By Marc Kalan, M.D.
“It was pretty easy to get pregnant with our first child, so we figured the next one should be easy too.”
Unfortunately, I hear this statement all too often. It usually comes from a nice couple in their late 30’s or early 40’s who adore their first child, and after a few years, are ready for a second. Sometimes, however, being ready for your second child is simply not enough.
Secondary infertility is the inability to conceive despite a prior successful pregnancy. This type of infertility occurs in 5 to 10% of reproductive aged couples and is about half as common as primary infertility (infertility in a couple that has never been pregnant). Like primary infertility, secondary infertility can have a significant emotional impact on a couple’s life. Feelings of frustration, sadness and even anger are quite common.
Additionally, secondary infertility is often associated with guilt. Women feel badly that they are not satisfied with what they already have, or they may feel that they “owe” a sibling to their existing child. These emotions, in addition to the everyday stresses of raising a child, can be overwhelming.
Fortunately, one of the best ways to alleviate these stresses is by seeing a doctor who can determine the cause of the infertility. These causes can be divided into 4 broad categories: female factors, male factors, egg factor and unexplained infertility.
Female factors refer to problems with the fallopian tubes, uterus or cervix. These issues tend to be less common in secondary infertility except for some specific circumstances. For example, if a patient required a D and C following delivery she could be at risk for scar formation within the uterus. Other risk factors include exposure to a sexually transmitted infection since the last delivery, abdominal surgeries or history of endometriosis.

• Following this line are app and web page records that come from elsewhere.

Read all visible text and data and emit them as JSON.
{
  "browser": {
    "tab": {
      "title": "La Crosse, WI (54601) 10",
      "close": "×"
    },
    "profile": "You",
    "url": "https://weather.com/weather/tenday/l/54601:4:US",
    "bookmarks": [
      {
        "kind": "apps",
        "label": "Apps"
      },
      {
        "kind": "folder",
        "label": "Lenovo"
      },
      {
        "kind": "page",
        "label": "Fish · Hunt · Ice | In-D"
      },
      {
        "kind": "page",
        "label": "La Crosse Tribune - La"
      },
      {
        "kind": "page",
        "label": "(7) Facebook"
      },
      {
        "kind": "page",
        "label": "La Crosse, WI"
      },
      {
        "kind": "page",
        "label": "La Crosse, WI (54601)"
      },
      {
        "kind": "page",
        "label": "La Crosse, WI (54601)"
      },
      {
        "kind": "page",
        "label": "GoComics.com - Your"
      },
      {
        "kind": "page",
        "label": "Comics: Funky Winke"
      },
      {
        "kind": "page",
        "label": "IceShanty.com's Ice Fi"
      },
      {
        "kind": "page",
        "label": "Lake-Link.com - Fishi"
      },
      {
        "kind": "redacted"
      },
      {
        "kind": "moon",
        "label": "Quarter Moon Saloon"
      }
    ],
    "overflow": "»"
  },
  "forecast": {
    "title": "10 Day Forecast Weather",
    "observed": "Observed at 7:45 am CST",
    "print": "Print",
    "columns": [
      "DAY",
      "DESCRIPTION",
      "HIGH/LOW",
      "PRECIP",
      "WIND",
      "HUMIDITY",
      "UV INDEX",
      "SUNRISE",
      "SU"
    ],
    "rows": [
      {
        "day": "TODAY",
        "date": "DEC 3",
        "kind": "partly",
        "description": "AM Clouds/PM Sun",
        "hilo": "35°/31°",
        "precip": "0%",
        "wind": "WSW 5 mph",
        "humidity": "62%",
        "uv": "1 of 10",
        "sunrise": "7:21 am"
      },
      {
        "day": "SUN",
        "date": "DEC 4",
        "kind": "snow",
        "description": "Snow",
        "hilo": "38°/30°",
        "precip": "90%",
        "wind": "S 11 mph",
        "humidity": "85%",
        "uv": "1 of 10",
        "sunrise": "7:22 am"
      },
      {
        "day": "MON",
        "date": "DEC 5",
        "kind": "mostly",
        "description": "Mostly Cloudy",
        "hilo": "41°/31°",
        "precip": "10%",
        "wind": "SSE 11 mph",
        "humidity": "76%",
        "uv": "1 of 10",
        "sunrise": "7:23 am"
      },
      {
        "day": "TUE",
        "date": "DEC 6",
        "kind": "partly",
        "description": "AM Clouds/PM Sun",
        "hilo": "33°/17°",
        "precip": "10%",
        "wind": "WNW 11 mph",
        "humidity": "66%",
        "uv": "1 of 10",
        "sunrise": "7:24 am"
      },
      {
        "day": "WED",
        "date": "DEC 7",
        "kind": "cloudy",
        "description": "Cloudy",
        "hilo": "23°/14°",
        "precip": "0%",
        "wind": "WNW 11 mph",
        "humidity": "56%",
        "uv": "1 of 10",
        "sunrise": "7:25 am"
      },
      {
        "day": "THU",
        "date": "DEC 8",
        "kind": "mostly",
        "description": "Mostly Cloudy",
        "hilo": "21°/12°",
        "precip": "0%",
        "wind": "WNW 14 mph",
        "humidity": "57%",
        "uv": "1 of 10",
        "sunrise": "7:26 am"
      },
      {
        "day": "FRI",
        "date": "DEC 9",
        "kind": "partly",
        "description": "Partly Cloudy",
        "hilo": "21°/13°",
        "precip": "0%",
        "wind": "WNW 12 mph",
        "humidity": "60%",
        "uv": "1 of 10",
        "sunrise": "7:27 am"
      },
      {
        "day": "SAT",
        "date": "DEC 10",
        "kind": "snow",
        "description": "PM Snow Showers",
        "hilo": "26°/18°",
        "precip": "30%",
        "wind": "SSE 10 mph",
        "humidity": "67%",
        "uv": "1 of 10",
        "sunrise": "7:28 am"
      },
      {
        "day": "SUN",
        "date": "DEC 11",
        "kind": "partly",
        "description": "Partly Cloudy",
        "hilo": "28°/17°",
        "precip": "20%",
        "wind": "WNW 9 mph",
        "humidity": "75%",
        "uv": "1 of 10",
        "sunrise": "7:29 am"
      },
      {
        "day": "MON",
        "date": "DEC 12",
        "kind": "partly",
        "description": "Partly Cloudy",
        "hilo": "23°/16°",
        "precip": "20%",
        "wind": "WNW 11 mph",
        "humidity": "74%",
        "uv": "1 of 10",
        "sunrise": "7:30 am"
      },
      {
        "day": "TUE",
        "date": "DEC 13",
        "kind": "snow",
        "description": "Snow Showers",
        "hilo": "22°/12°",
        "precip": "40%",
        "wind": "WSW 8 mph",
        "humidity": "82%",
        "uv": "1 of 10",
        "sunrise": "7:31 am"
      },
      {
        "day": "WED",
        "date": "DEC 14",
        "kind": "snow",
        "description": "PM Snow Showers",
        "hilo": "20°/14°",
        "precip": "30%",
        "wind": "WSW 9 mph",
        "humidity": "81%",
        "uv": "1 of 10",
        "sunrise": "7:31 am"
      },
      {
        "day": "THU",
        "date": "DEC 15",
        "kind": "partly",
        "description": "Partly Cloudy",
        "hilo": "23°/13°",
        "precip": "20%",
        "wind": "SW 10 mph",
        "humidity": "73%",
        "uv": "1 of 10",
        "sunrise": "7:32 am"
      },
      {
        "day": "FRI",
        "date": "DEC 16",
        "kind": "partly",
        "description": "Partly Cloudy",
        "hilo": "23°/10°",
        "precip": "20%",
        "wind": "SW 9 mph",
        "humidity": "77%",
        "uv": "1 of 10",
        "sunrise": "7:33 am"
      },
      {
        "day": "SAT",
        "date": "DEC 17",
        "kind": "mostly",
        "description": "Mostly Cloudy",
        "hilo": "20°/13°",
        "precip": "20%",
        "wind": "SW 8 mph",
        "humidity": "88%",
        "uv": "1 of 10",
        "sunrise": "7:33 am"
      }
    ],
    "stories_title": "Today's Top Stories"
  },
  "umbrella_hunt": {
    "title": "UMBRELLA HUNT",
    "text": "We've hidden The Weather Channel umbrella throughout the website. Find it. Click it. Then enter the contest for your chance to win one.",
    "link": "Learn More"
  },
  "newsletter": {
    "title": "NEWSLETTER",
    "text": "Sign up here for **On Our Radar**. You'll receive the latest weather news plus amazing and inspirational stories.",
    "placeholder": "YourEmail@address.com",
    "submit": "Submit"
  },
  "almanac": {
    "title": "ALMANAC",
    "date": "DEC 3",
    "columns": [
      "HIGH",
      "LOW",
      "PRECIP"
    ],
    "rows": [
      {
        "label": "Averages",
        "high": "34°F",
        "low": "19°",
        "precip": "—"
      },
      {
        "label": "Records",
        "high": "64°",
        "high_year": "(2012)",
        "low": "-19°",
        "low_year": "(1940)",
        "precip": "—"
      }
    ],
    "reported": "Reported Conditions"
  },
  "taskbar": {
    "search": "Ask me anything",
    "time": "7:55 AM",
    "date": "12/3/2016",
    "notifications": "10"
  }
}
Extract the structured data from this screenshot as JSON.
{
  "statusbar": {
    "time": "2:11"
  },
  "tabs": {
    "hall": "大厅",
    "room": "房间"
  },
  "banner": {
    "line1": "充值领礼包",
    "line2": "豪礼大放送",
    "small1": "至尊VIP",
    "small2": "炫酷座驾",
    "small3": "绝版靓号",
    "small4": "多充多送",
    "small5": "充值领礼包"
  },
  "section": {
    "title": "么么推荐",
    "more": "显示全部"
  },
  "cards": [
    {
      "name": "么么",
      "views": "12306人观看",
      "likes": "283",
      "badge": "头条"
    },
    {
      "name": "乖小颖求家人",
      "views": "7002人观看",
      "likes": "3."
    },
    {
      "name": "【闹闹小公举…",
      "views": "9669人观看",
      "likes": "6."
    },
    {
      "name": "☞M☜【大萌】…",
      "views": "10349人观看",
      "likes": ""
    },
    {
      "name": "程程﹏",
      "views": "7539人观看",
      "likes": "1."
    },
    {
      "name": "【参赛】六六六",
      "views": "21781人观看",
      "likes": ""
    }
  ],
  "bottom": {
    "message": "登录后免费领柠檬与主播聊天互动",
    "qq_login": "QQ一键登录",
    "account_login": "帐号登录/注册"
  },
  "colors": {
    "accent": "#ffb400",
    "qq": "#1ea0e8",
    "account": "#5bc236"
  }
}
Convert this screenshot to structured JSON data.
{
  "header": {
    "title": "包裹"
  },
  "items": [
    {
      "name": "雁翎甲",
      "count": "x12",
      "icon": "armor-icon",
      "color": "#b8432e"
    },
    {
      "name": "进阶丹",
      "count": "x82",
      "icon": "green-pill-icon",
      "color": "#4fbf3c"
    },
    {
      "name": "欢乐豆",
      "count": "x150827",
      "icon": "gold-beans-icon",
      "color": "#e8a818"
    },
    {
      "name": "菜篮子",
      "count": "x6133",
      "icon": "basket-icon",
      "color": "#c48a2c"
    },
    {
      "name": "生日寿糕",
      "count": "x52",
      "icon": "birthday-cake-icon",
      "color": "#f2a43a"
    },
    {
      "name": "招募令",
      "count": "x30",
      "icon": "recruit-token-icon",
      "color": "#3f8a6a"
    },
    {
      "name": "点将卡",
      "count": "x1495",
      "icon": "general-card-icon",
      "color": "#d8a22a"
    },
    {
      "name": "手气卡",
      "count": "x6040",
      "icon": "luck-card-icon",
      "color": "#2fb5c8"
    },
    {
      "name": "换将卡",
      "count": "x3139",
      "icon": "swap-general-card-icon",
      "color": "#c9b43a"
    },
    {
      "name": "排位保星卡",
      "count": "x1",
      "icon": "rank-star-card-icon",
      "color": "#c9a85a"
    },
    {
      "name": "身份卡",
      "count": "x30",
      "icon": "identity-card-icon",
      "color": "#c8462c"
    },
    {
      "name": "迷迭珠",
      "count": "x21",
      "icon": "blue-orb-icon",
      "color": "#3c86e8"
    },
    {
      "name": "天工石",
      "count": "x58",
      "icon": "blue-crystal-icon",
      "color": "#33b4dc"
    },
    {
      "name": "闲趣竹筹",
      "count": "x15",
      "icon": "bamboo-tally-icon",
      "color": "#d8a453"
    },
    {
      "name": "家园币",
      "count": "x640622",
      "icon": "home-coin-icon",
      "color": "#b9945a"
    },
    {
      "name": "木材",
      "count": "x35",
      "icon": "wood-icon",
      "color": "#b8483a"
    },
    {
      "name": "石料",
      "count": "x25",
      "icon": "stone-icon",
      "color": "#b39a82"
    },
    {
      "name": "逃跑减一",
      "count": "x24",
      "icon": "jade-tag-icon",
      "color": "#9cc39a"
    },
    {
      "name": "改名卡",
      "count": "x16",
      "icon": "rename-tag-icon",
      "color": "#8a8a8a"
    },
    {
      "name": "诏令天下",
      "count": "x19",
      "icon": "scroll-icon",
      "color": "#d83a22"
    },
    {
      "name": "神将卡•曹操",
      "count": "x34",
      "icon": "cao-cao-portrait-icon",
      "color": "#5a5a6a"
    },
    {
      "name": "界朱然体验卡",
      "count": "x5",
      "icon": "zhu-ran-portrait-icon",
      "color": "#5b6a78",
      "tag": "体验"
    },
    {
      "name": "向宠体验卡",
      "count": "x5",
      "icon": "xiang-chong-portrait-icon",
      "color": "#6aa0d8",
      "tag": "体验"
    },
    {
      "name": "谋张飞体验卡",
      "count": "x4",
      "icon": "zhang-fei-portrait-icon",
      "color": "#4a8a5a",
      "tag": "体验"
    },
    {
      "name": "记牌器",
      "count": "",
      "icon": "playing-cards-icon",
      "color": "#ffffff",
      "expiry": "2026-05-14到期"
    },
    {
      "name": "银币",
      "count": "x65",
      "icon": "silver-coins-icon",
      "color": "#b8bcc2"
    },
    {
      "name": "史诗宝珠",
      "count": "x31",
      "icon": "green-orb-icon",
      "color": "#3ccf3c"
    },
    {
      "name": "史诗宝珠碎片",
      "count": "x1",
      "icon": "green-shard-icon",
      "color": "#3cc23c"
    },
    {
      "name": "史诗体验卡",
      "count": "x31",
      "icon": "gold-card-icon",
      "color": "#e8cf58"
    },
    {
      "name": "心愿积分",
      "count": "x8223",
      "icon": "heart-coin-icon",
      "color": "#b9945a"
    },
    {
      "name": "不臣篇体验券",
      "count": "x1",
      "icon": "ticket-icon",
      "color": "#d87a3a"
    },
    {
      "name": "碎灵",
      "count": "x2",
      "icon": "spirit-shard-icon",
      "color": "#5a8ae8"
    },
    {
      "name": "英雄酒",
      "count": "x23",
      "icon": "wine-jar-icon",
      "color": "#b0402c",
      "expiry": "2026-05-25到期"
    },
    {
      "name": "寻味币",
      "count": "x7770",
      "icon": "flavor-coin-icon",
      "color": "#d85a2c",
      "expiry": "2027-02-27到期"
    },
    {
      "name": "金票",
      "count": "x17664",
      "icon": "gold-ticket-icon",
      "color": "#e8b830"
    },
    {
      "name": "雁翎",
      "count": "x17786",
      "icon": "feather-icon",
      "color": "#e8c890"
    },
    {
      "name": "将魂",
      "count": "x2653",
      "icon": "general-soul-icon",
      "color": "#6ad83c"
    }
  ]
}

Male factors include abnormalities of sperm count, shape or movement. These are also less common in secondary infertility unless there is a new male partner. Occasionally, a surgery on the groin or a major illness like cancer can negatively affect sperm.
In my practice, egg factor is the most common cause of secondary infertility. As a women ages, the chance that any one of her eggs will become a baby decreases. This decrease becomes clinically significant after age 34 and dramatic after age 39. With this in mind, it is easy to see how a woman who had her first child in her mid to late 30s could have a difficult time conceiving a second child in her late 30s to early 40s.
Lastly, unexplained infertility applies to about 20% of infertile couples. In this circumstance, all testing for male, female and egg factors is normal. On one hand, this is good news because everything seems to be in order. On the other hand, this diagnosis can be very frustrating because there is nothing to explain the situation.
Fortunately, effective treatments exist for each cause of secondary infertility. If you have been trying to become pregnant for 6 months, or if you have any of the above risk factors, it is a good idea to talk to your OB/GYN. Your physician may decide to start some testing in his/her office or refer you to a fertility specialist.
Ultimately, there are many tools your doctor may use to help you have a second or third or even fourth child. The most important things are not to wait too long and not let the stress overwhelm you. Secondary infertility can be a huge challenge, but with the right guidance and proper treatment, it is a challenge which can certainly be overcome.
Dr. Marc Kalan lives with his wife and children in the Los Angeles area. Dr. Kalan has a private practice in Tarzana where he specializes in fertility. He can be contacted by email at firstname.lastname@example.org or at his website http://www.center4fertility.com